Task objective>
Determine how many lines in the entries below contain the word "world". The reply is that number alone.

Given entries>
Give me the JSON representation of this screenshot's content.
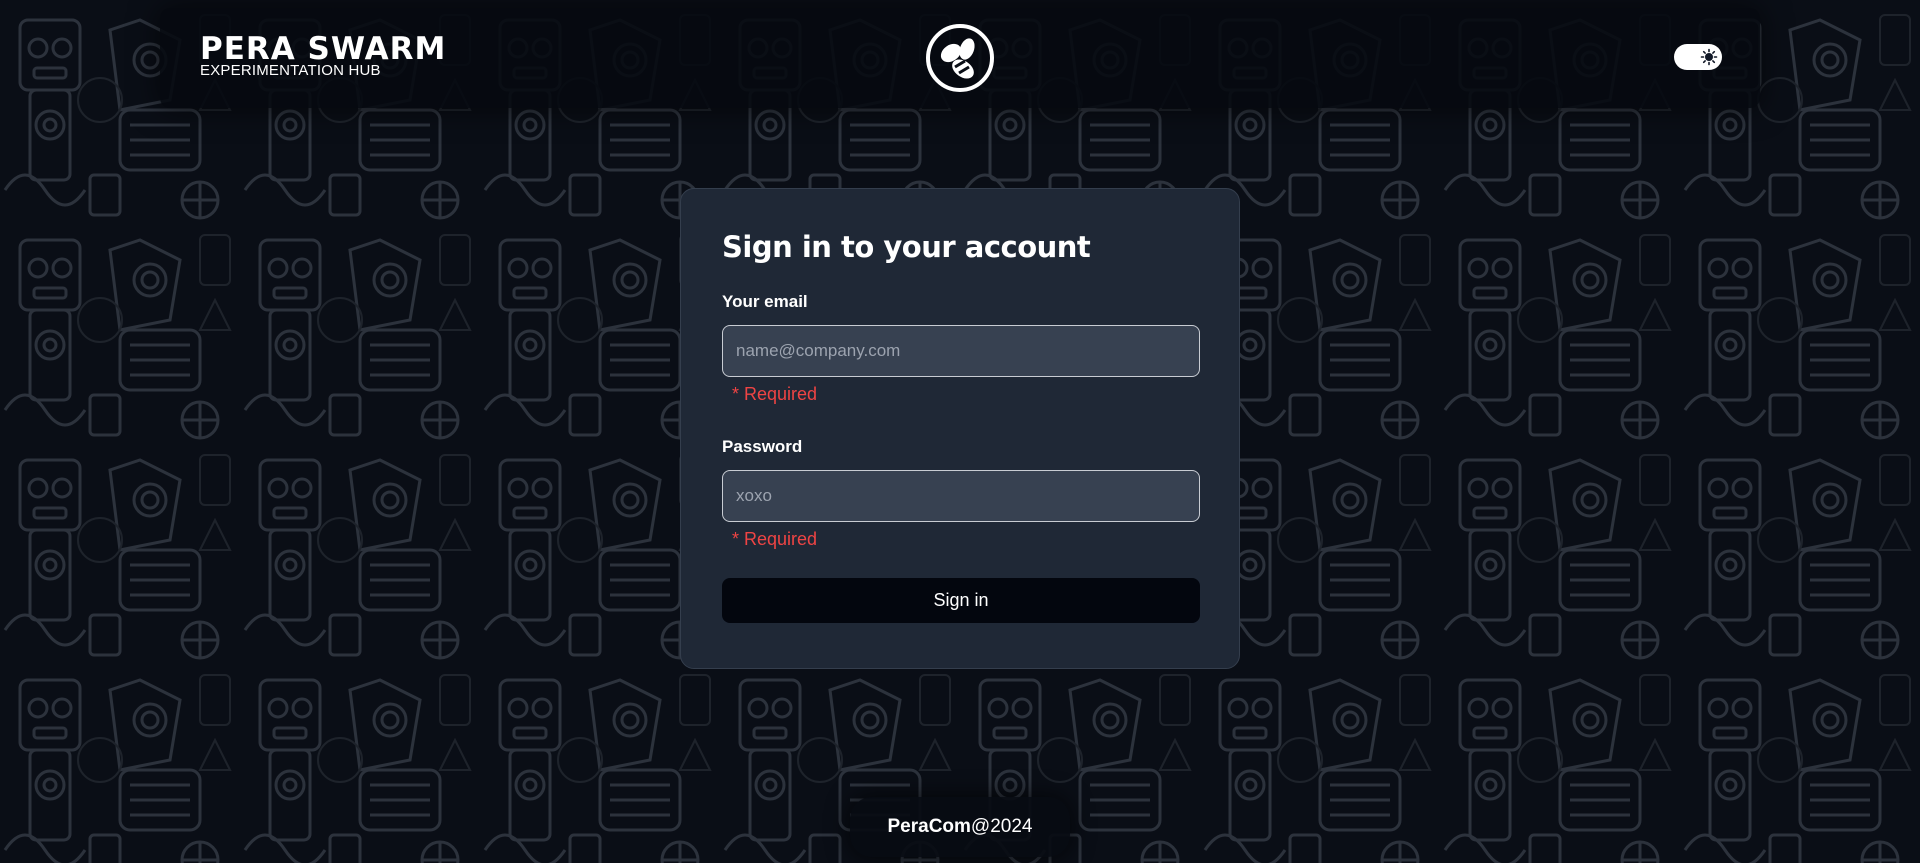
{
  "header": {
    "brand_title": "PERA SWARM",
    "brand_subtitle": "EXPERIMENTATION HUB",
    "center_logo_icon": "bee-icon",
    "theme_toggle_icon": "sun-icon"
  },
  "signin": {
    "title": "Sign in to your account",
    "email": {
      "label": "Your email",
      "placeholder": "name@company.com",
      "value": "",
      "error": "* Required"
    },
    "password": {
      "label": "Password",
      "placeholder": "xoxo",
      "value": "",
      "error": "* Required"
    },
    "submit_label": "Sign in"
  },
  "footer": {
    "brand": "PeraCom",
    "suffix": "@2024"
  },
  "colors": {
    "background": "#080c14",
    "card": "#1f2836",
    "input": "#374151",
    "error": "#ef4444",
    "button": "#03060e"
  }
}
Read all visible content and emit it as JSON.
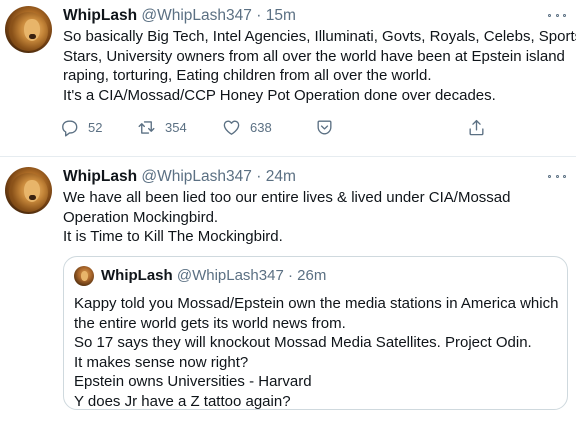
{
  "tweets": [
    {
      "name": "WhipLash",
      "handle": "@WhipLash347",
      "separator": "·",
      "time": "15m",
      "lines": [
        "So basically Big Tech, Intel Agencies, Illuminati, Govts, Royals, Celebs, Sports",
        "Stars, University owners from all over the world have been at Epstein island",
        "raping, torturing, Eating children from all over the world.",
        "It's a CIA/Mossad/CCP Honey Pot Operation done over decades."
      ],
      "actions": {
        "reply_count": "52",
        "retweet_count": "354",
        "like_count": "638"
      }
    },
    {
      "name": "WhipLash",
      "handle": "@WhipLash347",
      "separator": "·",
      "time": "24m",
      "lines": [
        "We have all been lied too our entire lives & lived under CIA/Mossad",
        "Operation Mockingbird.",
        "It is Time to Kill The Mockingbird."
      ],
      "quote": {
        "name": "WhipLash",
        "handle": "@WhipLash347",
        "separator": "·",
        "time": "26m",
        "lines": [
          "Kappy told you Mossad/Epstein own the media stations in America which",
          "the entire world gets its world news from.",
          "So 17 says they will knockout Mossad Media Satellites. Project Odin.",
          "It makes sense now right?",
          "Epstein owns Universities - Harvard",
          "Y does Jr have a Z tattoo again?"
        ]
      }
    }
  ],
  "icons": [
    "reply-icon",
    "retweet-icon",
    "like-icon",
    "bookmark-icon",
    "share-icon",
    "more-icon"
  ],
  "colors": {
    "text": "#0f1419",
    "muted": "#5b7083",
    "border": "#cfd9de",
    "divider": "#e6ecf0"
  }
}
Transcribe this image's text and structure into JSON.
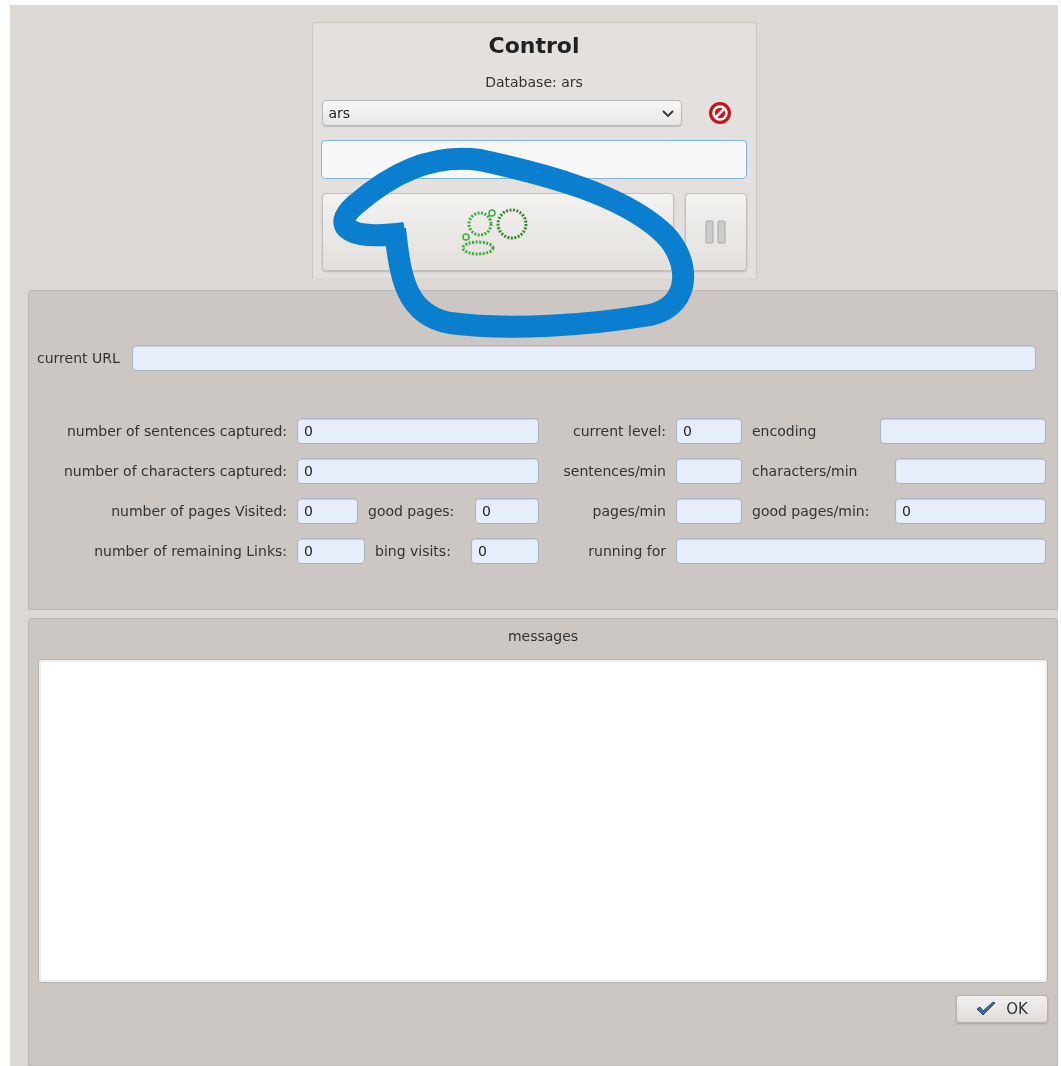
{
  "control": {
    "title": "Control",
    "database_label": "Database: ars",
    "database_select": "ars"
  },
  "current_url": {
    "label": "current URL"
  },
  "stats": {
    "rows": [
      {
        "left": [
          {
            "kind": "label",
            "text": "number of sentences captured:"
          },
          {
            "kind": "field",
            "value": "0"
          }
        ],
        "right": [
          {
            "kind": "label",
            "text": "current level:"
          },
          {
            "kind": "field",
            "value": "0"
          },
          {
            "kind": "label",
            "text": "encoding"
          },
          {
            "kind": "field"
          }
        ]
      },
      {
        "left": [
          {
            "kind": "label",
            "text": "number of characters captured:"
          },
          {
            "kind": "field",
            "value": "0"
          }
        ],
        "right": [
          {
            "kind": "label",
            "text": "sentences/min"
          },
          {
            "kind": "field"
          },
          {
            "kind": "label",
            "text": "characters/min"
          },
          {
            "kind": "field"
          }
        ]
      },
      {
        "left": [
          {
            "kind": "label",
            "text": "number of pages Visited:"
          },
          {
            "kind": "field",
            "value": "0"
          },
          {
            "kind": "label",
            "text": "good pages:"
          },
          {
            "kind": "field",
            "value": "0"
          }
        ],
        "right": [
          {
            "kind": "label",
            "text": "pages/min"
          },
          {
            "kind": "field"
          },
          {
            "kind": "label",
            "text": "good pages/min:"
          },
          {
            "kind": "field",
            "value": "0"
          }
        ]
      },
      {
        "left": [
          {
            "kind": "label",
            "text": "number of remaining Links:"
          },
          {
            "kind": "field",
            "value": "0"
          },
          {
            "kind": "label",
            "text": "bing visits:"
          },
          {
            "kind": "field",
            "value": "0"
          }
        ],
        "right": [
          {
            "kind": "label",
            "text": "running for"
          },
          {
            "kind": "field"
          }
        ]
      }
    ]
  },
  "messages": {
    "title": "messages",
    "ok_button": "OK"
  },
  "annotation": {
    "kind": "scribble"
  }
}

Solution to this problem>
3